Clinical research is defined as: (1) patient-oriented research. Research conducted with human subjects (or on material of human origin such as tissues, specimens and cognitive phenomena) for which an investigator (or colleague) directly interacts with human subjects. Excluded from this definition are in vitro studies that utilize human tissues that cannot be linked to a living individual. Patient-oriented research includes: (a) mechanisms of human disease, (b) therapeutic interventions, (c) clinical trials, and (d) development of new technologies; (2) epidemiologic and behavioral studies; and (3) outcomes research and health services research. Note: Studies that meet the requirements for IRB Exemption 4 are not considered CDMRP-defined clinical research. IRB Exemption 4 refers to research involving the collection or study of existing de-identified specimens or data, if these sources are publicly available.

Clinical trials are not allowed. A clinical trial is defined as a research study in which one or more human subjects are prospectively assigned to one or more interventions (which may include placebo or other control) to evaluate the effects of the interventions on biomedical or behavioral health-related outcomes.

Use of DOD or Department of Veterans Affairs (VA) Resources: If the proposed research involves access to active-duty military patient populations and/or DOD or VA resources or databases, the application must describe the access at the time of submission and include a plan for maintaining access as needed throughout the proposed research. Refer to

Section II.D.2.b.ii, Full Application Submission Components, for detailed information. Refer to the General Application Instructions, Appendix 1, for additional information.

Research Involving Animals: All DOD-funded research involving new and ongoing research with animals must be reviewed and approved by the USAMRDC ORP Animal Care and Use Review Office (ACURO), in addition to the local Institutional Animal Care and Use Committee (IACUC) of record. IACUC approval at the time of submission is not required. Allow at least 3 to 4 months for ACURO regulatory review and approval processes for animal studies. Refer to the General Application Instructions, Appendix 1, for additional information.

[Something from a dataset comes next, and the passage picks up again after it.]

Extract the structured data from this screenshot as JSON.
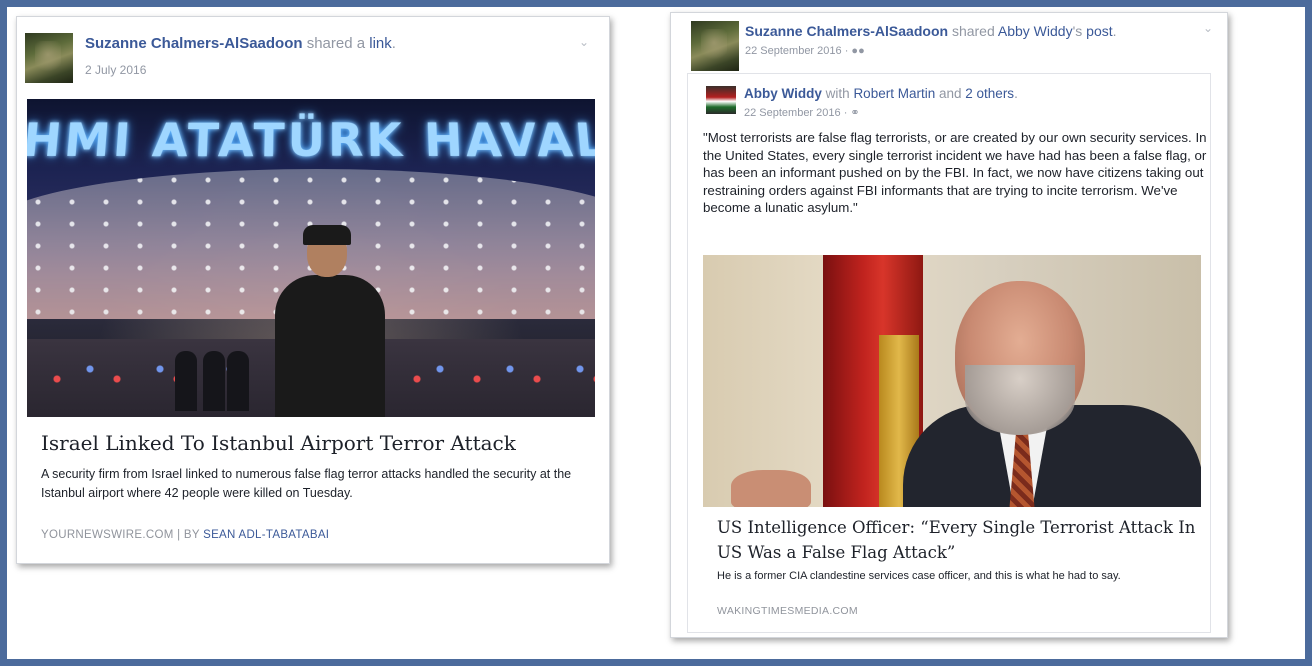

All projects should adhere to a core set of standards for rigorous study design and reporting to maximize the reproducibility and translational potential of preclinical research. The standards are described in Landis SC, et al., 2012, A call for transparent reporting to optimize the predictive value of preclinical research, Nature, 490:187-191 ( v490/n7419/full/nature11556.html). While these standards are written for preclinical studies, the basic principles of randomization, blinding, sample-size estimation, and data handling derive from well-established best practices in clinical studies. Applicants should consult the ARRIVE (Animal Research: Reporting In Vivo Experiments) guidelines to ensure relevant aspects of rigorous animal research are adequately planned for and, ultimately, reported. The ARRIVE guidelines can be found at guidelines.pdf.